earrings, the ones her mother never let her borrow.
When she put the earrings on and looked into the
mirror, she realized for the first time in her life
how much she looked like her mother. She took a comb
and arranged her hair, applied lipstick and
eyeshadow. Suddenly she gasped and coughed it was
her mother’s face staring back at her through the
mirror! She knocked the mirror to the floor and it
broke into shards, and she ran out of the house and
kept running until she collapsed on the sidewalk, her
In the mornings, she made her father breakfast.
Coffee, decaf only, whole wheat toast with margarine,
pancakes, whole-wheat cereal, low-fat milk, no bacon
and no eggs. Afterwards, she went to school, where
she got straight-A’s, and when she got back she did
her homework until dinnertime. In the evenings she
and her father went out for walks in the park a few
blocks away from their home. She wore her mother’s
earrings and a touch of her mother’s perfume under
her chin, and they held hands while they walked and
pretended to be happy.
It wasn’t long until her father kissed her goodnight
and she felt herself responding to him; she wrapped
her arms around him and opened her mouth, but her
father broke away. “You’re getting too old for
bedtime stories,” he said, and he never kissed her
again. She felt sick, as if she’d defiled something
pure and holy.
The next day, she lost one of her mother’s earrings;
it fell off sometime during school. She searched
everywhere, getting more and more frantic, but she
couldn’t find it and finally she burst into tears and
the school nurse sent her home.
“What’s wrong?” her father asked. “Is it some boy?”
He tried to sound concerned, but she knew that deep
down he was jealous over her, and inwardly she
laughed with glee. She imagined her mother’s
consternation. You never gave me anything, she said
silently to her mother’s memory, and now I’m taking
him from you.
“It’s something only mother would’ve understood,” she
replied. A muscle inside her chest spasmed and
squeezed the breath out of her. She started coughing
and couldn’t stop.
And then she started having nightmares.
She often woke in the middle of the night gasping for
breath someone was choking her! she thought, but
there was nobody in the room but her and the shadows
of dreams. She closed her eyes and listened: the
sound of cicadas, the beating of her heart. Nothing.
One day, when she couldn’t fall asleep again, she
tiptoed naked past her father’s room and out into the
garden. She lay down and closed her eyes. The sharp

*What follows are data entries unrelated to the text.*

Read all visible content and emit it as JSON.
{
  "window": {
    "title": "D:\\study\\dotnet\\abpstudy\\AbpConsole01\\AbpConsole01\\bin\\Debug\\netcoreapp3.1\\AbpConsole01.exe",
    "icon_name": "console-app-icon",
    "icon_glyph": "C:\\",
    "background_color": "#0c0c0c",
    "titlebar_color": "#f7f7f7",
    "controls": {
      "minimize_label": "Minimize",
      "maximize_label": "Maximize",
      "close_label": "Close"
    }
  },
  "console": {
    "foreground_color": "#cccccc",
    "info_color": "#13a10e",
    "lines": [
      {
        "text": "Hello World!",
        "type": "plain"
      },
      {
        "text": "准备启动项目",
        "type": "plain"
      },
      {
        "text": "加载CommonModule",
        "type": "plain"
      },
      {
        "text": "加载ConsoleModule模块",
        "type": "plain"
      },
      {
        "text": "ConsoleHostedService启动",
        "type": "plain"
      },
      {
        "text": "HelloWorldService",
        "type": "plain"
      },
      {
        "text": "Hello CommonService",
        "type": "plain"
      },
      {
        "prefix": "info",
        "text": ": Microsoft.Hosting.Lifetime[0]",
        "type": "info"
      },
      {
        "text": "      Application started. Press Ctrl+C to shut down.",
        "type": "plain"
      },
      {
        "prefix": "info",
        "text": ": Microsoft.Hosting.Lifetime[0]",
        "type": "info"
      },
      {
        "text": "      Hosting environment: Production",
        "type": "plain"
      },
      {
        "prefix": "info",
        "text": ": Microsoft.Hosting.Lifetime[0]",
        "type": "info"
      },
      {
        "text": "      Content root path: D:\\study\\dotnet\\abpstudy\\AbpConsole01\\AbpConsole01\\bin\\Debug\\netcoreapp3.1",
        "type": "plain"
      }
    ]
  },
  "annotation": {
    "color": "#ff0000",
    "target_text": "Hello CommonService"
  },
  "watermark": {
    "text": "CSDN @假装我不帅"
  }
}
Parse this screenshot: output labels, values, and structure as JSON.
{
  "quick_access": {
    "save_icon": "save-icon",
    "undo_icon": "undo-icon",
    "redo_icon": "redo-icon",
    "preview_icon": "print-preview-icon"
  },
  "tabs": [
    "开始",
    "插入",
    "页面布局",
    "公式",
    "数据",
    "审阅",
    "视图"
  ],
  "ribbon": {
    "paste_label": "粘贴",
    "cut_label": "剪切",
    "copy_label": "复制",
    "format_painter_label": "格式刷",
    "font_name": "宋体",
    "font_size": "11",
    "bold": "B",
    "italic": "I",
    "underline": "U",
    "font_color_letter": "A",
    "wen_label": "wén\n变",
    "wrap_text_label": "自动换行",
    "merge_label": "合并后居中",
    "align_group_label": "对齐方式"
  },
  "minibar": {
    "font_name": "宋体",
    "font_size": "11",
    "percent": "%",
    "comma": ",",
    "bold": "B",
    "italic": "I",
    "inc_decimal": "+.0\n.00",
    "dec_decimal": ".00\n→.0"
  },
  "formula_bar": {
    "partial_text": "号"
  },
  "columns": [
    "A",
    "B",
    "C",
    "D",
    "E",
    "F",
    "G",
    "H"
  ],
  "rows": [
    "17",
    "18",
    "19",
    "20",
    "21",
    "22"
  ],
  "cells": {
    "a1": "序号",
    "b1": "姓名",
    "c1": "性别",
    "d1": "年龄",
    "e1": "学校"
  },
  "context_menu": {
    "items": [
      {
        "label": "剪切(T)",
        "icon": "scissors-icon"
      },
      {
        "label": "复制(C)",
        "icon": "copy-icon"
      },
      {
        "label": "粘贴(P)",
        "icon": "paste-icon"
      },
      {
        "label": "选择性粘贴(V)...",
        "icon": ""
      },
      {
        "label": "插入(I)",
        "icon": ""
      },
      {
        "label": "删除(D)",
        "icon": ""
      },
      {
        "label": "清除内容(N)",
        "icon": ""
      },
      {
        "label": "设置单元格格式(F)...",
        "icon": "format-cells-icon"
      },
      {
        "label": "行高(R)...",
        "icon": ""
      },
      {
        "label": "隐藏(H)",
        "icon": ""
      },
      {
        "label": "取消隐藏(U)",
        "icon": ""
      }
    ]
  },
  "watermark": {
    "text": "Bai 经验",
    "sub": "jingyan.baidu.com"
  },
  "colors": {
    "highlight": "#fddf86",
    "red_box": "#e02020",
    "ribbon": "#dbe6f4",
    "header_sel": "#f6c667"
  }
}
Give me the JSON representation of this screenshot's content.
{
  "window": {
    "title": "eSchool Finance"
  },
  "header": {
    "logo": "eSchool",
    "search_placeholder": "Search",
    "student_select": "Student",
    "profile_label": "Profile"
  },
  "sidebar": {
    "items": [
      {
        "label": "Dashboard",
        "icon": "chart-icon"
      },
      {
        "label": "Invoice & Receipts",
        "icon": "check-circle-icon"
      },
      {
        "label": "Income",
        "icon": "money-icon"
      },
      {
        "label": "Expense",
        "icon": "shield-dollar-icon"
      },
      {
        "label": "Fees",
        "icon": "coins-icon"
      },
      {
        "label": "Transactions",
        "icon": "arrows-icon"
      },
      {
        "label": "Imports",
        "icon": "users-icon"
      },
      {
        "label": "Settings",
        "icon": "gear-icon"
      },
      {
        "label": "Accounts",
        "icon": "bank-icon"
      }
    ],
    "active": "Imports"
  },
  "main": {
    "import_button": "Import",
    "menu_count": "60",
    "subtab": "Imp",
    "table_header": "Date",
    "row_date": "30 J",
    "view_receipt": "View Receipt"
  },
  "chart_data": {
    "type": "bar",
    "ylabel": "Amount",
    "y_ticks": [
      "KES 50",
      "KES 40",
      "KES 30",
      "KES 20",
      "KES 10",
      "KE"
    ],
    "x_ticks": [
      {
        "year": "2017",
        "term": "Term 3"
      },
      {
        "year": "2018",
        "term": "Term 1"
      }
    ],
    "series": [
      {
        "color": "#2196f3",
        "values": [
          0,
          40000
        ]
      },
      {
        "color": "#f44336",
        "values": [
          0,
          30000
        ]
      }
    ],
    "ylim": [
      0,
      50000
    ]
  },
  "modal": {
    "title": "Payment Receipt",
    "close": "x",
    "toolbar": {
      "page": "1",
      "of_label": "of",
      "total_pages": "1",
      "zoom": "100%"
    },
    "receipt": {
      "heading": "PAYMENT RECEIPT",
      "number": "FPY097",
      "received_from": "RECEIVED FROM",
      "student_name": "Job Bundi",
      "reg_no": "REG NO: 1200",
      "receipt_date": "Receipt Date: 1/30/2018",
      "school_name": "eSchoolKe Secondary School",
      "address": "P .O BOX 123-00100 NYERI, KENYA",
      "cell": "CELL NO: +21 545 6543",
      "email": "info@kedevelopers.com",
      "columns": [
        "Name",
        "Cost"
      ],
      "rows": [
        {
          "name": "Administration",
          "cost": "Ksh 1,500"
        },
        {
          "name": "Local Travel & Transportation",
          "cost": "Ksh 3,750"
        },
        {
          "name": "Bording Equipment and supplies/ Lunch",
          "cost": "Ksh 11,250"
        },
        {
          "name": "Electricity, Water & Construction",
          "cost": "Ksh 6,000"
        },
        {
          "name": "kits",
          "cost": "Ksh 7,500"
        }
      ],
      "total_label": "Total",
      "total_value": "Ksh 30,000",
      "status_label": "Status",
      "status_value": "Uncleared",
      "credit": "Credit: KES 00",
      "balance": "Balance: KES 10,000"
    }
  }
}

twigs and blades of grass scratched her skin; the
cool night air, and her fear, made her nipples ache
and she pinched and pulled at them and stroked
herself between her legs breathing quickly, panting,
but she couldn’t let herself come, she had to wait
for something she didn’t understand.